2. The Way You Look Tonight. McGriff takes this standard at a rollicking pace, with Eric Gale and Everett Barksdale on guitars, Milt Hinton on bass and Grady Tate on drums. The tune originally was on a 1966 release called Cherry but now can be found on The Best of the Headfirst Years.
3. Yardbird Suite. McGriff gives Charlie Parker's tune a strong walking bass line on the pedal boards and a squealing keyboard workout. Joining McGriff were Ronald Arnold on tenor sax, George Freeman and John Thomas on guitars, and Marion Booker on drums. This tune came out on Fly Dude in 1972. It's now on 100% Pure Funk.
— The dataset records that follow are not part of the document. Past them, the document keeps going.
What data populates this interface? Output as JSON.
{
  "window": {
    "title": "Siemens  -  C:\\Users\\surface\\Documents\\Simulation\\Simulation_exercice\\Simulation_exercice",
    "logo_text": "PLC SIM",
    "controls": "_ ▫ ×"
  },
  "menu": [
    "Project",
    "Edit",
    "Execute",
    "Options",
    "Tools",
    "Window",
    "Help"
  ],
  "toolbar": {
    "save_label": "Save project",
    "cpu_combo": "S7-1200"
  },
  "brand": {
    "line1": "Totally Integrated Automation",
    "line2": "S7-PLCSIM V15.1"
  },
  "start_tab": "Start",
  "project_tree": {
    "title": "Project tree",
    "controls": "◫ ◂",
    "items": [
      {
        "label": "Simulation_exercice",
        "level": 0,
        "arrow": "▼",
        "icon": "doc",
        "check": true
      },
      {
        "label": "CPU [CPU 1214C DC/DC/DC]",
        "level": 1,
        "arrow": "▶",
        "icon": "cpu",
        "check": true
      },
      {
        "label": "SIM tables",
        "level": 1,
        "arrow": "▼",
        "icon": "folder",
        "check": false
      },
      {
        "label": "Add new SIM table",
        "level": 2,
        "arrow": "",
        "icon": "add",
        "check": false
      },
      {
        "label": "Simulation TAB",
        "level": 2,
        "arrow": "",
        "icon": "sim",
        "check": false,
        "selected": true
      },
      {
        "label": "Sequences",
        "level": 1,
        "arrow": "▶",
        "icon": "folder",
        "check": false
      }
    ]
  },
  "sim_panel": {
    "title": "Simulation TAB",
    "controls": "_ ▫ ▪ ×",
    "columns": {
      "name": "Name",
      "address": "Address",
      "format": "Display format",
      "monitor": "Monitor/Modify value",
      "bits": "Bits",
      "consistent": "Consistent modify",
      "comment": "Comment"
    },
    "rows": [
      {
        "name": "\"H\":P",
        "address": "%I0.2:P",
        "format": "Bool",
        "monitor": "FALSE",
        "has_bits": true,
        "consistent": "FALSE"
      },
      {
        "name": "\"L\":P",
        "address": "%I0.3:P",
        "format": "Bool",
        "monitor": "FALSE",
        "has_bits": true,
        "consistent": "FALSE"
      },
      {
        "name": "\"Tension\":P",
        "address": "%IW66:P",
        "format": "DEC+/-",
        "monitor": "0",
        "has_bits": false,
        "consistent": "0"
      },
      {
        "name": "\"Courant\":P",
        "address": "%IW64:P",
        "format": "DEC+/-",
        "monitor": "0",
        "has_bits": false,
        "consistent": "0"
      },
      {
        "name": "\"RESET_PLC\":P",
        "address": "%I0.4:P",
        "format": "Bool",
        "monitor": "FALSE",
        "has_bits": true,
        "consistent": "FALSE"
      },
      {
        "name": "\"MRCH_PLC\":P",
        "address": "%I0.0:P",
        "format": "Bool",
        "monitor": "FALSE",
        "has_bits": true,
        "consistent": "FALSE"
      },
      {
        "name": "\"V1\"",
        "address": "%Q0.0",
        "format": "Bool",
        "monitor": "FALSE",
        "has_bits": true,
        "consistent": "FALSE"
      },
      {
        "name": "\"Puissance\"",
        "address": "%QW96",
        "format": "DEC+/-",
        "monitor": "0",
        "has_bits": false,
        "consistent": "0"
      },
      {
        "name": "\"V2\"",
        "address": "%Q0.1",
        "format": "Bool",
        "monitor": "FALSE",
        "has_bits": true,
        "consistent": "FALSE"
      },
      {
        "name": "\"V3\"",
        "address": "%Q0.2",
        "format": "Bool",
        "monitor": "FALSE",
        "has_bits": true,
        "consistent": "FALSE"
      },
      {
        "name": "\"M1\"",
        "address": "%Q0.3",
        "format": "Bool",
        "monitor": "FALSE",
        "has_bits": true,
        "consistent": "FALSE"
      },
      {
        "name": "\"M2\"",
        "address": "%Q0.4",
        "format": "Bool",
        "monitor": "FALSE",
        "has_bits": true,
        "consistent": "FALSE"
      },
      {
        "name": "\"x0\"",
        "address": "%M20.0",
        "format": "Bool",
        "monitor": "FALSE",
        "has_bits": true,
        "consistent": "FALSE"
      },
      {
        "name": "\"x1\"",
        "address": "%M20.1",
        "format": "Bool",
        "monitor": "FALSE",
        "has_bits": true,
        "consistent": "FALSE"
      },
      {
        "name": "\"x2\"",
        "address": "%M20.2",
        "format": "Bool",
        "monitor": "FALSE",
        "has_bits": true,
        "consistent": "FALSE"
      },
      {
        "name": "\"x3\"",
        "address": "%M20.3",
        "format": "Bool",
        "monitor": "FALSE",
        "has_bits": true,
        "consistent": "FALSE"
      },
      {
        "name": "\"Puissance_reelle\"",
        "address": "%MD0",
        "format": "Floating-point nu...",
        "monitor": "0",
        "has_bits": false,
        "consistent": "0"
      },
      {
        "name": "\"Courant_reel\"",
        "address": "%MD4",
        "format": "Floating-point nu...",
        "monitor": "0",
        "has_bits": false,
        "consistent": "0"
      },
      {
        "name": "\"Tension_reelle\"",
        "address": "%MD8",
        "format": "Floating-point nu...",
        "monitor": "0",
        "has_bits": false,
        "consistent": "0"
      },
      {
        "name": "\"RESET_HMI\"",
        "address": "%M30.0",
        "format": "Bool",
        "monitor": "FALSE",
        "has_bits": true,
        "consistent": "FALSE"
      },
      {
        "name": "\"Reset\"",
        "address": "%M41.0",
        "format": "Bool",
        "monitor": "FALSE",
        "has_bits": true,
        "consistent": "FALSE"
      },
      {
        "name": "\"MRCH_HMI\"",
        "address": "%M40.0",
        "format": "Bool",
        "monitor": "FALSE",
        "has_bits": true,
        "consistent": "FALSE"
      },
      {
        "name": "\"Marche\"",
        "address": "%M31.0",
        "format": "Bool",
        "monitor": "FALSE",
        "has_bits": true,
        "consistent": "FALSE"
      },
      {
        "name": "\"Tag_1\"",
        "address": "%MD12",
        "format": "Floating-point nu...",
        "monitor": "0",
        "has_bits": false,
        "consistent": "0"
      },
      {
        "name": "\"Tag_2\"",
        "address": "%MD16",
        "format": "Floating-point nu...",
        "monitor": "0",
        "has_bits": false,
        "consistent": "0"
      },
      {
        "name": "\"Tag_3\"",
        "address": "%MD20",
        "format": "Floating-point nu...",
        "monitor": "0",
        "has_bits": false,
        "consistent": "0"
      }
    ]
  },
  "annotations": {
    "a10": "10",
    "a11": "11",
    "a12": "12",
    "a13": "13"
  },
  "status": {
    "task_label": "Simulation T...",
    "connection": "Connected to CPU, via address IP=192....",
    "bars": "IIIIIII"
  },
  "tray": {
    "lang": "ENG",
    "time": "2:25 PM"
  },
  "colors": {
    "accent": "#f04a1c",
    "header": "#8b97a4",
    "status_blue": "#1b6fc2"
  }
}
4. Because of You. In the 1980s, McGriff worked extensively with tenor saxophonist Hank Crawford. They recorded this Tony Bennett hit on Soul Survivors (1986), which also featured George Benson and Jim Pittsburgh on guitars, and Bernard Purdie and Mel Lewis on drums. You'll find it on The Best of Hank Crawford and Jimmy McGriff, under Hank Crawford's name.
5. Soul Street. McGriff works over this Oliver Nelson blues like nobody's business. On this date, Bill Easley and Gordon Beadle are on tenor saxes, Ronnie Cuber is on baritone sax, Melvin Sparks and Rodney Jones are on guitar, Wilbur Bascomb is on bass, Bernard Purdie and Don Williams are on drums. The track is on McGriff Avenue (2001). Unfortunately you have to download the entire album to get it. Sample it and see what you think.
6. Let's Stay Together. McGriff gives this Al Green soul hit the organ plus horns and conga treatment, and he winds up matching Green, in my opinion. I only wish it ran for another five minutes. On this date were Billy Skinner (trumpet), Tricky Lofton (trombone), Harold Bennett (flute and saxes), Larry Frazier on guitar, Willie "Saint" Jenkins or Jesse Kilpatrick on drums, and James Peacock (cga,tamb). It was recorded in 1972 on Let's Stay Together, the tracks of which can be downloaded individually at Amazon.
7. What's Goin' On? McGriff was one of the first organists to cover Marvin Gaye's 1971 soul anthem less than a year after its release. It's on the Let's Stay Together album mentioned above and can be downloaded at Amazon.
8. Theme from Shaft. Yet another great track from Let's Stay Together. A jazz-funk interpretation of the Isaac Hayes movie theme.
9. Mercy, Mercy, Mercy. Recorded in 1982 and released originally on McGriff's The Groover, this 1966 song technically was a jazz hit first, recorded by the Cannonball Adderley Quintet. But the tune quickly became a soul-pop classic. McGriff is joined here by Arnold Sterling on alto sax, Billy Butler on guitar, Bob Cranshaw on bass, Belton Evans on drums and Ray Mantilla on percussion. It can be downloaded from Blues Groove.
10. We're a Winner. McGriff's cover of Curtis Mayfield and the Impressions' 1967 r&b hit was released on Honey (1968), which may be McGriff's best and most important album. Sadly, it's out of print and not available on CD or as a download, which is truly a shame. Also a shame is that the personnel was not listed on the album. To give you a sense of how great the album is, the soul cover tracks include Since You've Been Gone; Respect; Chain of Fools; We're a Winner; Up, Up and Away; and Sittin' on the Dock of the Bay.
JazzWax video clip: Go here and dig a clip of Jimmy playing and rapping about his technique for winning over a club audience on the Hammond. Go here for a McGriff tribute that was put up just a few days ago.